Testing your soil pH and applying lime is essential for a healthy lawn. Bermuda grass flourishes in slightly acidic soil, with a pH range of 6.0-7.0. By balancing your soil pH, you can create a less weed-friendly environment and encourage your Bermuda lawns to grow thickly.
Fertilize Bermuda Grass Frequently
Fertilizing your grass regularly is an excellent way to choke weeds naturally. Use a slow-release fertilizer that is high in nitrogen to encourage healthy growth. For Bermuda, around three pounds per thousand square feet of a basic lawn turf fertilizer with a 3-1-2 ratio of nitrogen, phosphorus, and potassium are ideal.
Bermuda Watering Schedule
Bermuda watering, scheduled fertilizer all help get healthy Bermuda lawns from weak grass, yet watering correctly is vital to maintaining a healthy lawn and choking out weeds. Water Bermuda grass with twice weekly watering sessions, giving the shallow roots an inch of water each time. This schedule helps promote deeper roots in the Bermuda root zone and obtain its drought tolerance while the dense lawn prevents weeds.
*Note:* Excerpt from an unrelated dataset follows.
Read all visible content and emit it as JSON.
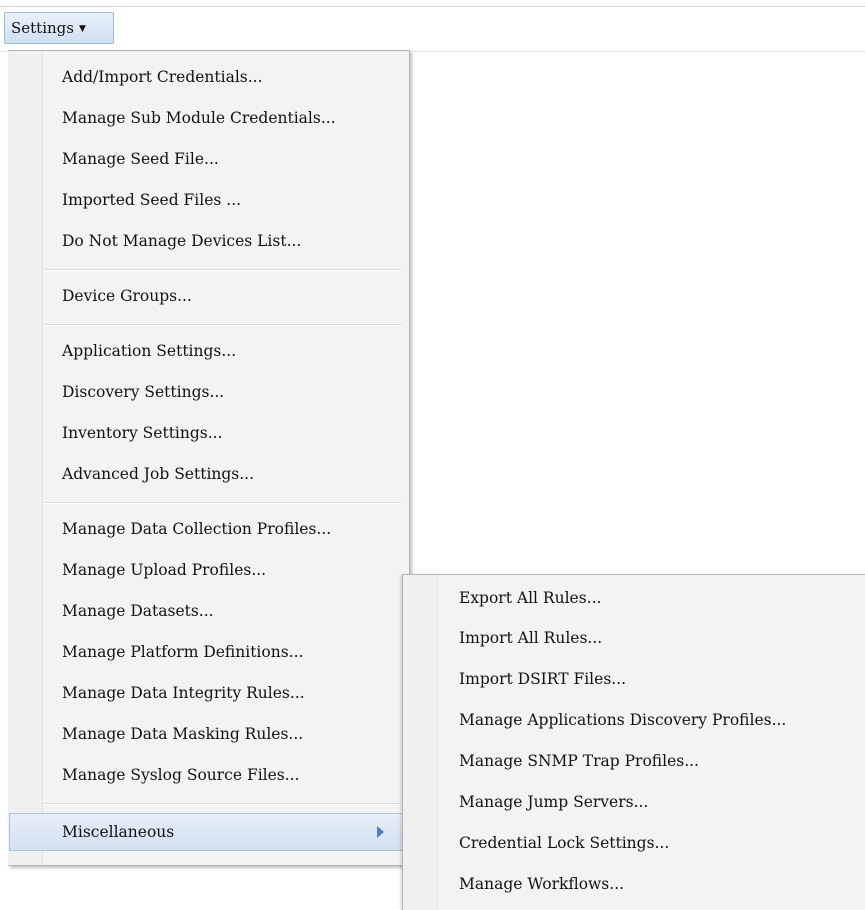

Dethatch Bermuda Grasses
Remove excess thatch from your Bermuda lawn grasses for maintaining a healthy lawn, choking out weeds, and preventing crabgrass seeds from germinating. Thatch is a layer of dead grass and other organic matter that accumulates on the soil surface, blocking water and nutrients from reaching the grassroots with all that growth from the fertilizer you applied.
Use a dethatching rake to remove the thatch layer and encourage stronger grass growth. Aerating the soil at the same time can help; once you have the soil plugs, you can leave these on your lawn to break down and act as fertilizer for your warm-season grasses.
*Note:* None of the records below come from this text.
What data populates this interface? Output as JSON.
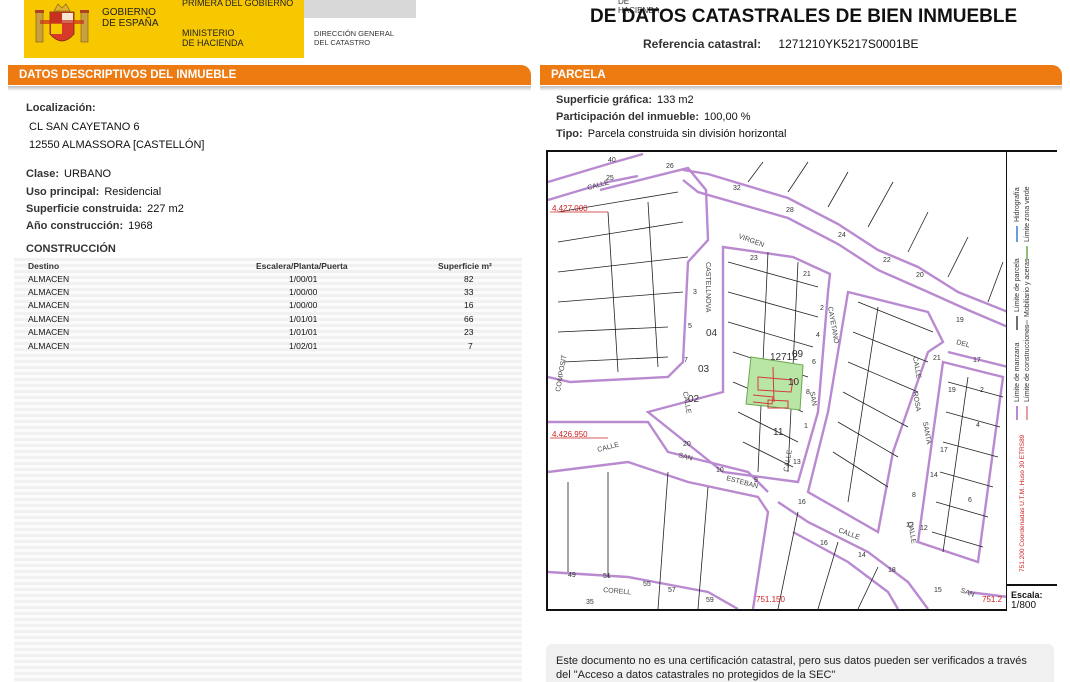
{
  "header": {
    "gobierno": "GOBIERNO\nDE ESPAÑA",
    "secretaria": "PRIMERA DEL GOBIERNO",
    "ministerio": "MINISTERIO\nDE HACIENDA",
    "hacienda": "DE HACIENDA",
    "direccion": "DIRECCIÓN GENERAL\nDEL CATASTRO",
    "title": "DE DATOS CATASTRALES DE BIEN INMUEBLE",
    "ref_label": "Referencia catastral:",
    "ref_value": "1271210YK5217S0001BE"
  },
  "left": {
    "section_title": "DATOS DESCRIPTIVOS DEL INMUEBLE",
    "localizacion_label": "Localización:",
    "address_line1": "CL SAN CAYETANO 6",
    "address_line2": "12550 ALMASSORA [CASTELLÓN]",
    "clase_label": "Clase:",
    "clase_value": "URBANO",
    "uso_label": "Uso principal:",
    "uso_value": "Residencial",
    "sup_label": "Superficie construida:",
    "sup_value": "227 m2",
    "anio_label": "Año construcción:",
    "anio_value": "1968",
    "construccion_title": "CONSTRUCCIÓN",
    "table": {
      "headers": [
        "Destino",
        "Escalera/Planta/Puerta",
        "Superficie m²"
      ],
      "rows": [
        [
          "ALMACEN",
          "1/00/01",
          "82"
        ],
        [
          "ALMACEN",
          "1/00/00",
          "33"
        ],
        [
          "ALMACEN",
          "1/00/00",
          "16"
        ],
        [
          "ALMACEN",
          "1/01/01",
          "66"
        ],
        [
          "ALMACEN",
          "1/01/01",
          "23"
        ],
        [
          "ALMACEN",
          "1/02/01",
          "7"
        ]
      ]
    }
  },
  "right": {
    "section_title": "PARCELA",
    "sup_grafica_label": "Superficie gráfica:",
    "sup_grafica_value": "133 m2",
    "participacion_label": "Participación del inmueble:",
    "participacion_value": "100,00 %",
    "tipo_label": "Tipo:",
    "tipo_value": "Parcela construida sin división horizontal"
  },
  "map": {
    "coord_top": "4.427.000",
    "coord_bottom": "4.426.950",
    "coord_x1": "751.150",
    "coord_x2": "751.2",
    "parcel_ref": "12712",
    "parcel_numbers": [
      "09",
      "10",
      "11",
      "04",
      "03",
      "02"
    ],
    "street_names": [
      "VIRGEN",
      "CALLE",
      "CASTELLNOVA",
      "CALLE",
      "SAN",
      "CAYETANO",
      "CALLE",
      "SAN",
      "ESTEBAN",
      "CALLE",
      "SANTA",
      "ROSA",
      "CALLE",
      "SAN",
      "CORELL",
      "DEL",
      "CALLE",
      "COMPOSIT",
      "CALLE"
    ],
    "number_labels": [
      "40",
      "26",
      "25",
      "32",
      "28",
      "24",
      "22",
      "20",
      "23",
      "21",
      "19",
      "17",
      "10",
      "14",
      "12",
      "3",
      "5",
      "7",
      "2",
      "4",
      "6",
      "8",
      "1",
      "9",
      "13",
      "16",
      "18",
      "15",
      "20",
      "21",
      "19",
      "17",
      "49",
      "51",
      "55",
      "57",
      "59",
      "35",
      "16",
      "14",
      "12",
      "8",
      "6",
      "4",
      "2"
    ],
    "legend": {
      "hidrografia": "Hidrografía",
      "zona_verde": "Límite zona verde",
      "parcela": "Límite de parcela",
      "mobiliario": "Mobiliario y aceras",
      "manzana": "Límite de manzana",
      "construcciones": "Límite de construcciones",
      "coords": "751.200 Coordenadas U.T.M. Huso 30 ETRS89"
    },
    "scale_label": "Escala:",
    "scale_value": "1/800"
  },
  "note": "Este documento no es una certificación catastral, pero sus datos pueden ser verificados a través del \"Acceso a datos catastrales no protegidos de la SEC\"",
  "colors": {
    "orange": "#ee7a12",
    "yellow": "#f7c700",
    "purple": "#b98ad0",
    "parcel_green": "#b9e6a4",
    "coord_red": "#cc2222"
  }
}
What Type of Grass Will Choke Out Weeds?
A well-maintained and healthy lawn is every homeowner’s dream, and choosing the right type of grass can play a crucial role in achieving that goal. You may ask, will centipede grass choke out weeds? It can, but it requires some assistance.
However, some grasses can naturally choke out common weeds better than other grass varieties.
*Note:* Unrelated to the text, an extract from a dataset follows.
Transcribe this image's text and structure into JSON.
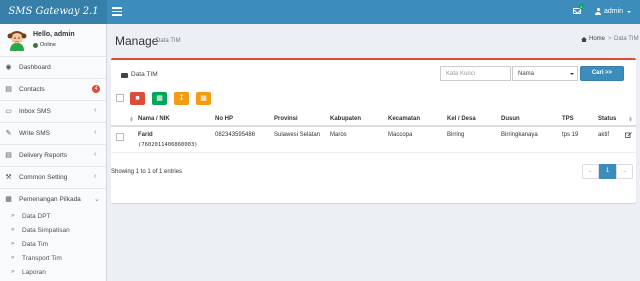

Will Bermuda grass choke out weeds? Bermuda grass is a warm-season grass known for its aggressive growth and ability to form dense turf. Its robust growth habit allows it to outcompete weeds and choke them out.
A Bermuda lawn spreads through stolons and rhizomes, forming a thick mat that can effectively smother weeds and prevent their growth. Regular mowing, watering, fertilization, and other maintenance practices can further enhance Bermuda grass lawns’ ability to choke out invasive weeds and avoid drought stress in a hot growing season.
Zoysia grass is another warm-season grass known for its dense growth habit and ability to form thick turf. It spreads through stolons and rhizomes, forming a tightly-knit mat that effectively chokes out weeds. Zoysia grass has a slow growth rate, requiring less frequent mowing, and is less likely to be invaded by weeds.
Kentucky bluegrass is a cool-season grass that forms a dense and thick turf, making it difficult for weeds to penetrate. It has a robust root system helps it compete with weeds for nutrients and water. Kentucky bluegrass requires regular mowing, watering, fertilization, and overseeding to maintain its density and choke out weeds effectively.
Tall fescue is a cool-season grass known for its deep root system and ability to form a thick turf. Its deep roots allow it to access water and nutrients deeper into the soil, making it more resistant to drought and weed competition. Tall fescue requires regular mowing, watering, and fertilization to maintain its dense growth and effectively choke out weeds. (Read Bermuda Grass Killer Guide)
St. Augustine grass:
St. Augustine grass is a warm-season grass known thick and dense turf. It spreads through stolons, forming a mat that effectively chokes out weeds. St. Augustine grass requires regular mowing, watering, and fertilization to maintain its density and weed control abilities.
In conclusion, choosing the right grass seed for your lawn can significantly impact the warm season grasses’ ability to choke out weeds. Bermuda grass, Zoysia grass, Kentucky bluegrass, Tall fescue, and St. Augustine grass seed lead to some grasses known for their ability to control weeds naturally.